McClain, M. B., Otero, T. L., Haverkamp, C. R., and Molsberry, F. (2018). Autism spectrum disorder assessment and evaluation research in 10 school psychology journals from 2007 to 2017. Psychol. Schools 55, 661–679. doi: 10.1002/pits.22133
National Association of School Psychologists (NASP) (2020). The Professional Standards of the National Association of School Psychologists. Available online at: https://www.nasponline.org/standards-and-certification/nasp-practice-model/about-the-nasp-practice-model
Pfiffner, L. J., Barkley, R. A., and Dupaul, G. J. (2015). “Treatment of ADHD in school settings,” in Attention-Deficit Hyperactivity Disorder: A Handbook for Diagnosis and Treatment, ed. R. A. Barkley (New York, NY: Guilford Press), 596–629.
Pickering, S. J., and Howard-Jones, P. (2007). Educators’ views on the role of neuroscience in education: findings from a study of UK and international perspectives. Mind Brain Educ. 1, 109–113. doi: 10.1111/j.1751-228X.2007.00011.x
Rotzer, S., Loenneker, T., Kucian, K., Martin, E., Klaver, P., and Von Aster, M. (2009). Dysfunctional neural network of spatial working memory contributes to developmental dyscalculia. Neuropsychologia 47, 2859–2865. doi: 10.1016/j.neuropsychologia.2009.06.009
Valdez, C. R., Rodgers, C. R. R., Gudiño, O. G., Isaac, P., Cort, N. A., Casas, M., et al. (2019). Translating research to support practitioners in addressing disparities in child and adolescent mental health and services in the United States. Cultur.

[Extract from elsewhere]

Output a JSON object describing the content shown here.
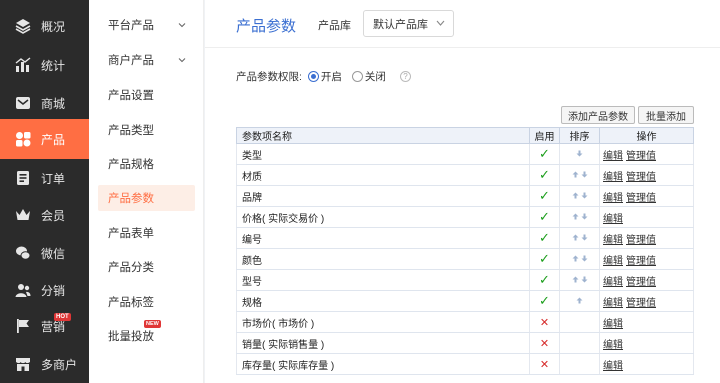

Divers. Ethnic Minor. Psychol. 25, 126–135. doi: 10.1037/cdp0000257
Keywords: educational neuroscience, school psychology, educational psychology, interdisciplinary, implementation
Citation: Wilcox G, Morett LM, Hawes Z and Dommett EJ (2021) Why Educational Neuroscience Needs Educational and School Psychology to Effectively Translate Neuroscience to Educational Practice. Front. Psychol. 11:618449. doi: 10.3389/fpsyg.2020.618449
Received: 16 October 2020; Accepted: 21 December 2020;
Published: 14 January 2021.
Edited by:Jesus de la Fuente, University of Navarra, Spain
Reviewed by:Tom Dickins, Middlesex University, United Kingdom
Andrea Paula Goldin, Consejo Nacional de Investigaciones Científicas y Técnicas, Argentina
Copyright © 2021 Wilcox, Morett, Hawes and Dommett. This is an open-access article distributed under the terms of the Creative Commons Attribution License (CC BY). The use, distribution or reproduction in other forums is permitted, provided the original author(s) and the copyright owner(s) are credited and that the original publication in this journal is cited, in accordance with accepted academic practice. No use, distribution or reproduction is permitted which does not comply with these terms.
*Correspondence: Eleanor J. Dommett, Eleanor.firstname.lastname@example.org